▸ Assigned task
Check every line of the entries below for "JSON", and copy the lines that have it.

[[ Data open ]]

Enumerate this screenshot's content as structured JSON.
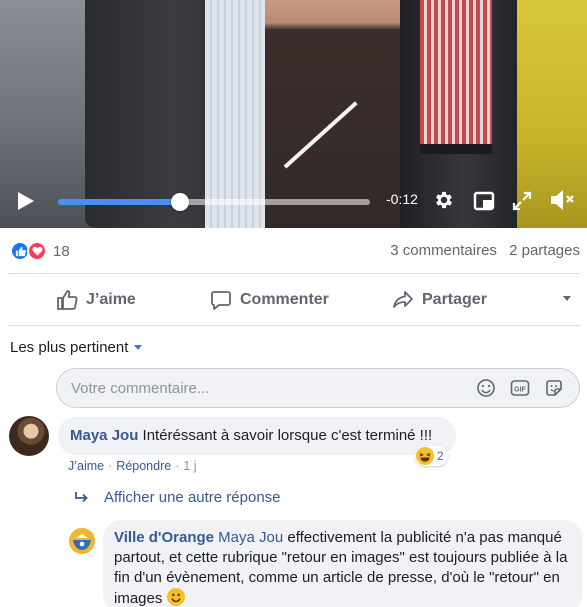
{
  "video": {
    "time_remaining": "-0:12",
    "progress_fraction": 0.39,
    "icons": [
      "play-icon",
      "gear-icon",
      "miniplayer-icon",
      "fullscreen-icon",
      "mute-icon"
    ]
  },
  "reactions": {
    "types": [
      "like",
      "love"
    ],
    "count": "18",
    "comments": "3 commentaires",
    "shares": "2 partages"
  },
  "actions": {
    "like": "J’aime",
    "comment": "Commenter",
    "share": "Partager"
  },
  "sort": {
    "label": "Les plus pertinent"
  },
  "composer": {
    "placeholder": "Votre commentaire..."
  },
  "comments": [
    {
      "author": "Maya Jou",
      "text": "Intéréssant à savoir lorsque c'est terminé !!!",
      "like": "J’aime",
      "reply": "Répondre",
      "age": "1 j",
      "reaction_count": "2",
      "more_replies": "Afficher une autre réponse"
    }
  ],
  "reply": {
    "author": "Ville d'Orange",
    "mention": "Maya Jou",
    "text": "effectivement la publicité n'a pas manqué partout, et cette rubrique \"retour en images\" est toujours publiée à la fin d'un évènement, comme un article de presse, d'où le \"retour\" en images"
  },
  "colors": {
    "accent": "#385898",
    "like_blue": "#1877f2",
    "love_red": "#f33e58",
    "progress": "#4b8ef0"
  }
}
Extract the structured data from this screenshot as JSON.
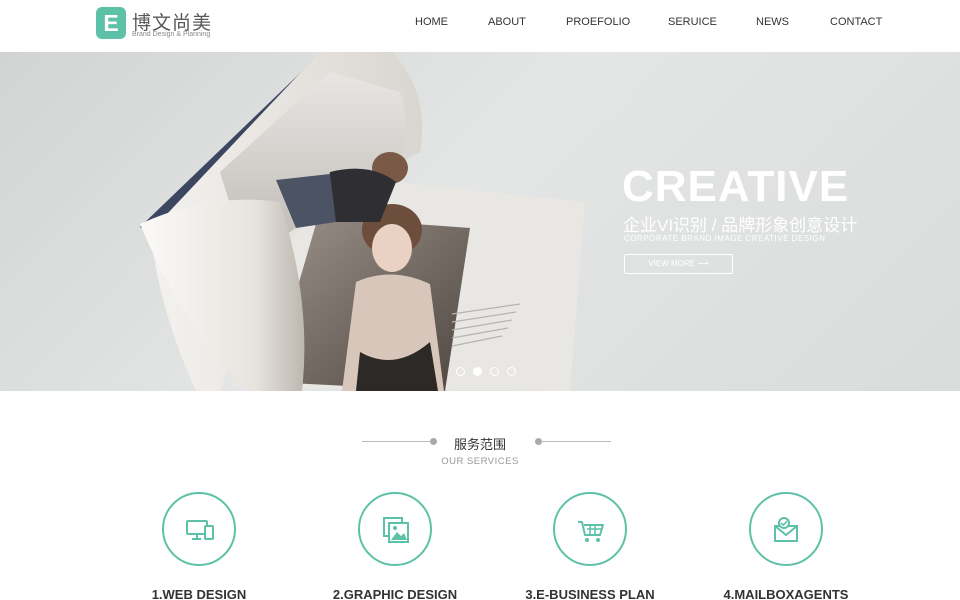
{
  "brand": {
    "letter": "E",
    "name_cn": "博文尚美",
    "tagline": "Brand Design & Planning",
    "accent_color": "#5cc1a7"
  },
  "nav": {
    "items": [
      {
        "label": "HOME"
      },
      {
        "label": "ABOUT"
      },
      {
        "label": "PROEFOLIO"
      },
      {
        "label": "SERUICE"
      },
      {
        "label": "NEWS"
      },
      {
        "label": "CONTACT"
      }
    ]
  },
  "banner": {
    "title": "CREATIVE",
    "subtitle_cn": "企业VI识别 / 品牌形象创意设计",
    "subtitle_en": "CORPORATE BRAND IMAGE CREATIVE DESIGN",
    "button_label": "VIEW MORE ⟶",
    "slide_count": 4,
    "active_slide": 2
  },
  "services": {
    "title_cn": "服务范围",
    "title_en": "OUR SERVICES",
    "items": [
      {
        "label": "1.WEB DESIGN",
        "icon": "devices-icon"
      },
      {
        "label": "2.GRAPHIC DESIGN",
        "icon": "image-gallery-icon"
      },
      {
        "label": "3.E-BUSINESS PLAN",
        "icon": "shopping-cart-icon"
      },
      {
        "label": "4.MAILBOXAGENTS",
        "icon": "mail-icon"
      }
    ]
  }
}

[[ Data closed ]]
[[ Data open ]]

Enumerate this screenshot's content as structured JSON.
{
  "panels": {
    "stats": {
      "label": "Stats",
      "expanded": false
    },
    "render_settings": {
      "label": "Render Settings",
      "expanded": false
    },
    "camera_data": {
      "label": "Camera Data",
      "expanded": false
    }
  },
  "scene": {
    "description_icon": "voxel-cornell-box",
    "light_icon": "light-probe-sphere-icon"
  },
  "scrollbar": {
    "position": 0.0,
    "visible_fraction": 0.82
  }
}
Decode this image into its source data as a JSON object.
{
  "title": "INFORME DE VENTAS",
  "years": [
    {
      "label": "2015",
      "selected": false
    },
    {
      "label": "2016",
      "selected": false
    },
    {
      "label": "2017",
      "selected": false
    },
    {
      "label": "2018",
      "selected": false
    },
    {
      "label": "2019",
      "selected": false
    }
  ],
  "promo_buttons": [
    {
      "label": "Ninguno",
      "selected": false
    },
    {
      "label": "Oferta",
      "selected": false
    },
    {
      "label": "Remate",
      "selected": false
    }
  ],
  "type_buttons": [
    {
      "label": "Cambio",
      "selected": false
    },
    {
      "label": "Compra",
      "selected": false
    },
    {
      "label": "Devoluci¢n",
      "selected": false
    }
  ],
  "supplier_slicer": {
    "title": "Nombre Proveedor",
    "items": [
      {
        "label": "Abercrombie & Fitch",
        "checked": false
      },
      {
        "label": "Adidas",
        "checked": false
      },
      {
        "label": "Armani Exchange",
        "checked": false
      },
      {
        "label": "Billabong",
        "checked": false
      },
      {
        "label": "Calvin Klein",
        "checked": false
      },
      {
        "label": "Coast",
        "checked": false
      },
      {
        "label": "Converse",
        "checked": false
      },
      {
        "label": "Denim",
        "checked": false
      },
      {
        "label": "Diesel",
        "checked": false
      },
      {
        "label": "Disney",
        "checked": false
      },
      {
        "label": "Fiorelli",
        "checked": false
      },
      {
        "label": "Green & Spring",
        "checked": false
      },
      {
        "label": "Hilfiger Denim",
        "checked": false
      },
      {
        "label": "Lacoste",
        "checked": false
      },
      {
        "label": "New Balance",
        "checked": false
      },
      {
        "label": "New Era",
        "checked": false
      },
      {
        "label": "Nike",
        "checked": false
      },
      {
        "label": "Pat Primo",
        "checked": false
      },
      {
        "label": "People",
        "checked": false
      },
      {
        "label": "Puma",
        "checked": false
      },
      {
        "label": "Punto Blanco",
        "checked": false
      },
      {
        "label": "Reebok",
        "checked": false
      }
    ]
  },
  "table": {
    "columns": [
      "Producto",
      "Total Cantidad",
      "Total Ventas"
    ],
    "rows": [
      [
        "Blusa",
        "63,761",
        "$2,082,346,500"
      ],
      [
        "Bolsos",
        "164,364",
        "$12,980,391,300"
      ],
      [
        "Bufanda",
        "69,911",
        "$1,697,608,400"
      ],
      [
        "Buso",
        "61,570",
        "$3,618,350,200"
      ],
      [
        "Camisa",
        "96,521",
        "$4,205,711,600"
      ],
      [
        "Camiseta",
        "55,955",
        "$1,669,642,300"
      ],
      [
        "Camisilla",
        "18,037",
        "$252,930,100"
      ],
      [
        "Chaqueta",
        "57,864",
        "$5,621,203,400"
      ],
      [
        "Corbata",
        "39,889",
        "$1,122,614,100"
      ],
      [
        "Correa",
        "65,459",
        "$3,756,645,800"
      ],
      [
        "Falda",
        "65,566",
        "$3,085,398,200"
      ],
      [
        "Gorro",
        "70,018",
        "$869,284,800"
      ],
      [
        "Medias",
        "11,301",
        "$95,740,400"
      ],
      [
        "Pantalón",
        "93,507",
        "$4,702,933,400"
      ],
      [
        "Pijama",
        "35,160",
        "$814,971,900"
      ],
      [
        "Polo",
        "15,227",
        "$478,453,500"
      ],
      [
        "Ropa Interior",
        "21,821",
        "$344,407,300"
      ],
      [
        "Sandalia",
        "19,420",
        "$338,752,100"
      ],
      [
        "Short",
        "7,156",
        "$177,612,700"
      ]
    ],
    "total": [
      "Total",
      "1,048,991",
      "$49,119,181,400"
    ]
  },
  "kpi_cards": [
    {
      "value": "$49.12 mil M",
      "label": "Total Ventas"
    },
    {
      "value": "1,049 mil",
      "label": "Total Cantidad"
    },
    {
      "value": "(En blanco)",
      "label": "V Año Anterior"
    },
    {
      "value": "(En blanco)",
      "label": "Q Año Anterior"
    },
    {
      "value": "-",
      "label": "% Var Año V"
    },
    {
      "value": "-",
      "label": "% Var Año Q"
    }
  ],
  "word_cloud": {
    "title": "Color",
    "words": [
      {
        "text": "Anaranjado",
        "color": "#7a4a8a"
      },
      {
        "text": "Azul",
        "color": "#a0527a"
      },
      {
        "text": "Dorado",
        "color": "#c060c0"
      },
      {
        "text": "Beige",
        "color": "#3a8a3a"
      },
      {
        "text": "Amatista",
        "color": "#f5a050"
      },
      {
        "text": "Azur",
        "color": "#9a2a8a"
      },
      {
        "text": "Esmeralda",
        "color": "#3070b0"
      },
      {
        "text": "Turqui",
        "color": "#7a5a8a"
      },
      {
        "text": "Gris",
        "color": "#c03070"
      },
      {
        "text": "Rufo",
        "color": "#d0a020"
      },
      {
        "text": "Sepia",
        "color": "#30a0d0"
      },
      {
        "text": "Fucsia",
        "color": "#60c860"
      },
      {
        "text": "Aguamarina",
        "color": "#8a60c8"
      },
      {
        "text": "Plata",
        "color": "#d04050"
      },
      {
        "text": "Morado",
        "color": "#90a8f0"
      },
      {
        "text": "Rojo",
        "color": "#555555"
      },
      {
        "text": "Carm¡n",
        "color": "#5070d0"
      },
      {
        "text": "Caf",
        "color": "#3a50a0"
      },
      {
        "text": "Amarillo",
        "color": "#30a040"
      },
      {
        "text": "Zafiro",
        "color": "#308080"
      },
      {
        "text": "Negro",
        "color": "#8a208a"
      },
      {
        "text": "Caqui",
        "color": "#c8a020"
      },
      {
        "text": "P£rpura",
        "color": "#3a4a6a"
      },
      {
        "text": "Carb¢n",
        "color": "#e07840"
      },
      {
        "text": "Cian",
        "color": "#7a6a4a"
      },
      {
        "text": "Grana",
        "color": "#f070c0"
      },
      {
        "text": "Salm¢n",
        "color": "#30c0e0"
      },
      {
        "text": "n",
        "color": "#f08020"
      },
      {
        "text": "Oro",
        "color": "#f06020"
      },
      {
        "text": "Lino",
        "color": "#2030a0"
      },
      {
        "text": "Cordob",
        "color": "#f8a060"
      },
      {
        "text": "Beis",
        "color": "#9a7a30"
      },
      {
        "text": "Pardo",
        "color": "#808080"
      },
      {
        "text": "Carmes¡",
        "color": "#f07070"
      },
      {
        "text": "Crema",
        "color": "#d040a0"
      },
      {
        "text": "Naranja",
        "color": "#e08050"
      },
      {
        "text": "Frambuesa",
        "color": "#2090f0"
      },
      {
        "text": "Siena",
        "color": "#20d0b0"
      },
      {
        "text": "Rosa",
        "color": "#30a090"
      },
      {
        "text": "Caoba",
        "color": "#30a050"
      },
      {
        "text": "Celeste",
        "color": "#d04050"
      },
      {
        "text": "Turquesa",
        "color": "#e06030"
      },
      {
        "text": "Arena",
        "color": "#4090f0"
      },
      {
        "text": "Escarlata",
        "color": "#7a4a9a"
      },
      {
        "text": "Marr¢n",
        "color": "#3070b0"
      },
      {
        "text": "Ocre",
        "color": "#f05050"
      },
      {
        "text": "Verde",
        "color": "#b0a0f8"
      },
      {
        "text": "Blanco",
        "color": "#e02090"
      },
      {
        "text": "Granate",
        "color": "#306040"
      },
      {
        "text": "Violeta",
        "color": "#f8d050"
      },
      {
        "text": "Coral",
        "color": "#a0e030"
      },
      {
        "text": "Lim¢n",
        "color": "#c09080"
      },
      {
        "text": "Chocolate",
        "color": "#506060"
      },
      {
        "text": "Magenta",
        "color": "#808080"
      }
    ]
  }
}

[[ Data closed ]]

▸ Answer for the task
Enumerate this screenshot's content as structured JSON.
Extract the structured data from this screenshot as JSON.
Enumerate this screenshot's content as structured JSON.
Decode this image into its source data as a JSON object.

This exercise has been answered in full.